There is a cost to being a disciple, and anyone who tells you differently is selling something.
This passage is not easy to fully grasp, and digging in to examine every detail and getting a full understanding of this passage is not our purpose here. Even without that, there are some clear truths. There is a cost to following Jesus, and that cost could be everything we value.
But how valuable is what we may have to surrender? How valuable is our:
• good deeds (that come from ourselves)?
It’s easy to look at that list and balk. I’ll be honest; I do. We don’t want to give up those things. We wonder how a good God could even ask us to give them up. But I think that kind of thinking may have to do with how little we truly know and understand Christ. As long as we have those valuables, we can keep Him at a “safe” distance. It’s only when we lose them and have nothing or nobody to turn to but Him that we understand. The apostle Paul certainly did.
But whatever was to my profit I now consider loss for the sake of Christ. What is more, I consider everything a loss compared to the surpassing greatness of knowing Christ Jesus my Lord, for whose sake I have lost all things. I consider them rubbish, that I may gain Christ and be found in Him, not having a righteousness of my own that comes from the law, but that which is through faith in Christ—the righteousness that comes from God and is by faith. (Philippians 3:7–9)
(By the way, the word “rubbish” is a bit of a euphemism. It’s much stronger than that—closer to “refuse” or “dung,” and…in the vernacular, well, you know.) Paul was in a prison cell when he wrote that, with the full knowledge that he was probably going to be executed. He really had lost everything. But losing everything was nothing compared with knowing Jesus Christ.
Mr. Toad never counted the cost, and he barreled recklessly through life. On a surface level, he had fun (most of the time––prison wasn’t so fun for him), but how much did he miss out on? What did he sacrifice?
When you first become a Christian, you won’t know everything. All you know is that you will be called to surrender, and that God is good. You may have no concept of what you may have to give up, but you also have no real grasp of how much you will gain––until you gain it!
Takeaway: Have you been called to give up something (physical or otherwise) as you have followed Jesus? Was it worth it?
Randy Crane is a highly-regarded speaker and author, presenting engaging and thought-provoking messages on a variety of topics. He has a natural rapport and connection with audiences that makes them relate well to him, engage in his presentations, and come away with a fresh understanding of the subject at hand.
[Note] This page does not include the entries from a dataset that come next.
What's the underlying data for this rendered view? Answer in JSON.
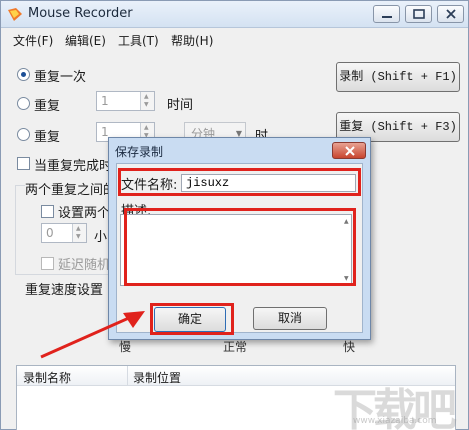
{
  "window": {
    "title": "Mouse Recorder"
  },
  "menu": [
    "文件(F)",
    "编辑(E)",
    "工具(T)",
    "帮助(H)"
  ],
  "options": {
    "repeat_once": "重复一次",
    "repeat_times": "重复",
    "repeat_times_value": "1",
    "times_unit": "时间",
    "repeat_duration": "重复",
    "repeat_duration_value": "1",
    "duration_unit_select": "分钟",
    "duration_suffix": "时",
    "when_done": "当重复完成时",
    "interval_label": "两个重复之间的",
    "set_two": "设置两个",
    "interval_value": "0",
    "interval_unit": "小",
    "delay_random": "延迟随机",
    "speed_label": "重复速度设置",
    "speed_slow": "慢",
    "speed_normal": "正常",
    "speed_fast": "快"
  },
  "buttons": {
    "record": "录制 (Shift + F1)",
    "replay": "重复 (Shift + F3)"
  },
  "table": {
    "columns": [
      "录制名称",
      "录制位置"
    ],
    "rows": []
  },
  "dialog": {
    "title": "保存录制",
    "name_label": "文件名称:",
    "name_value": "jisuxz",
    "desc_label": "描述:",
    "ok": "确定",
    "cancel": "取消"
  },
  "colors": {
    "highlight": "#e0221c",
    "dialog_frame": "#c9dcf2"
  },
  "icons": [
    "app-icon",
    "minimize-icon",
    "maximize-icon",
    "close-icon",
    "dialog-close-icon",
    "arrow-annotation"
  ]
}
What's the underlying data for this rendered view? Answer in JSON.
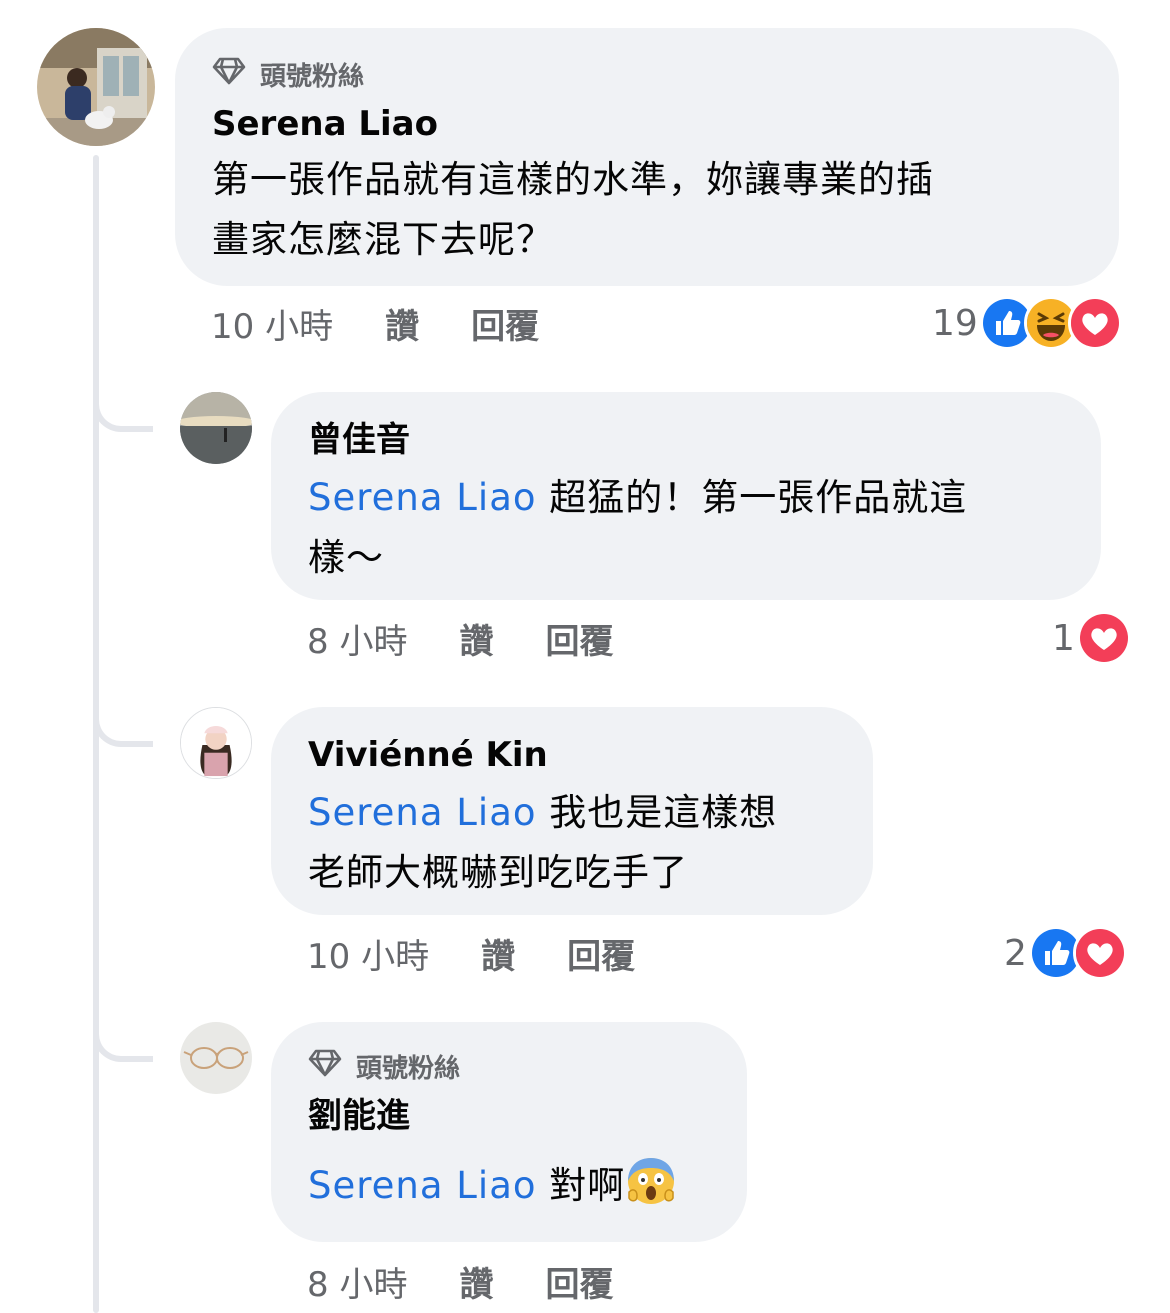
{
  "badge_label": "頭號粉絲",
  "comments": [
    {
      "author": "Serena Liao",
      "text_line1": "第一張作品就有這樣的水準，妳讓專業的插",
      "text_line2": "畫家怎麼混下去呢？",
      "time": "10 小時",
      "like_label": "讚",
      "reply_label": "回覆",
      "reaction_count": "19",
      "reactions": [
        "like-icon",
        "haha-icon",
        "love-icon"
      ]
    },
    {
      "author": "曾佳音",
      "mention": "Serena Liao",
      "text_line1": " 超猛的！第一張作品就這",
      "text_line2": "樣～",
      "time": "8 小時",
      "like_label": "讚",
      "reply_label": "回覆",
      "reaction_count": "1",
      "reactions": [
        "love-icon"
      ]
    },
    {
      "author": "Viviénné Kin",
      "mention": "Serena Liao",
      "text_line1": " 我也是這樣想",
      "text_line2": "老師大概嚇到吃吃手了",
      "time": "10 小時",
      "like_label": "讚",
      "reply_label": "回覆",
      "reaction_count": "2",
      "reactions": [
        "like-icon",
        "love-icon"
      ]
    },
    {
      "author": "劉能進",
      "mention": "Serena Liao",
      "text_line1": " 對啊",
      "inline_emoji": "scream-emoji",
      "time": "8 小時",
      "like_label": "讚",
      "reply_label": "回覆"
    }
  ],
  "colors": {
    "bubble": "#f0f2f5",
    "mention": "#216fdb",
    "meta": "#65676b",
    "like": "#1877f2",
    "love": "#f33e58",
    "thread_line": "#e4e6eb"
  }
}
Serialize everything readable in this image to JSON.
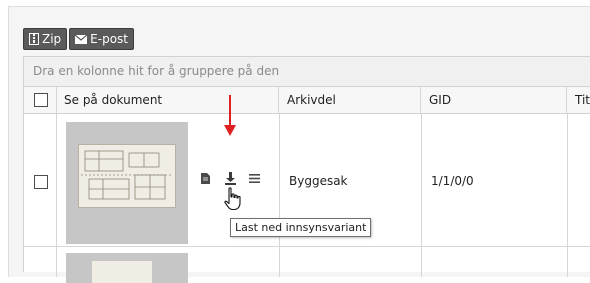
{
  "toolbar": {
    "zip_label": "Zip",
    "email_label": "E-post"
  },
  "grid": {
    "group_hint": "Dra en kolonne hit for å gruppere på den",
    "columns": [
      "Se på dokument",
      "Arkivdel",
      "GID",
      "Titt"
    ],
    "rows": [
      {
        "arkivdel": "Byggesak",
        "gid": "1/1/0/0"
      }
    ]
  },
  "tooltip": "Last ned innsynsvariant",
  "colors": {
    "toolbar_button": "#5a5a5a",
    "arrow": "#e02020"
  },
  "icons": [
    "zip-file-icon",
    "envelope-icon",
    "document-icon",
    "download-icon",
    "menu-icon",
    "hand-cursor-icon",
    "arrow-down-icon"
  ]
}
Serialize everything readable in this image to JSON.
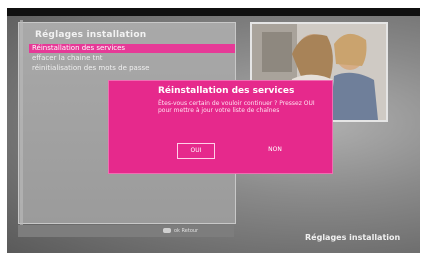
{
  "menu": {
    "title": "Réglages installation",
    "items": [
      {
        "label": "Réinstallation des services",
        "selected": true
      },
      {
        "label": "effacer la chaine tnt"
      },
      {
        "label": "réinitialisation des mots de passe"
      }
    ]
  },
  "dialog": {
    "title": "Réinstallation des services",
    "message": "Êtes-vous certain de vouloir continuer ? Pressez OUI pour mettre à jour votre liste de chaînes",
    "yes_label": "OUI",
    "no_label": "NON"
  },
  "bottom": {
    "ok_hint": "ok Retour",
    "section_label": "Réglages installation"
  },
  "colors": {
    "accent": "#e6298c",
    "panel": "#a3a3a3",
    "background": "#8a8a8a"
  }
}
Randy is also the host of the “Stories of the Magic” unofficial Disney podcast, where he interviews people from throughout the Disney company, from front-line Cast Members to Legends. Randy grew up in the church, but—like many others—wandered away from the faith for a time in high school. Now, he is an ordained minister, with both a Bachelor’s degree in Church Ministry (emphasis in Preaching) and a Master’s degree in Congregational Leadership from Hope International University in Fullerton, CA. He has been preaching and teaching since 1998, and has been a drummer/percussionist on church worship teams since 1992. He married his wonderful wife Faye in November of 2000 and they are expecting their first child in April of 2015. Randy is the author of two books, Once Upon YOUR Time and Faith and the Magic Kingdom.
You can find all of Randy's articles here.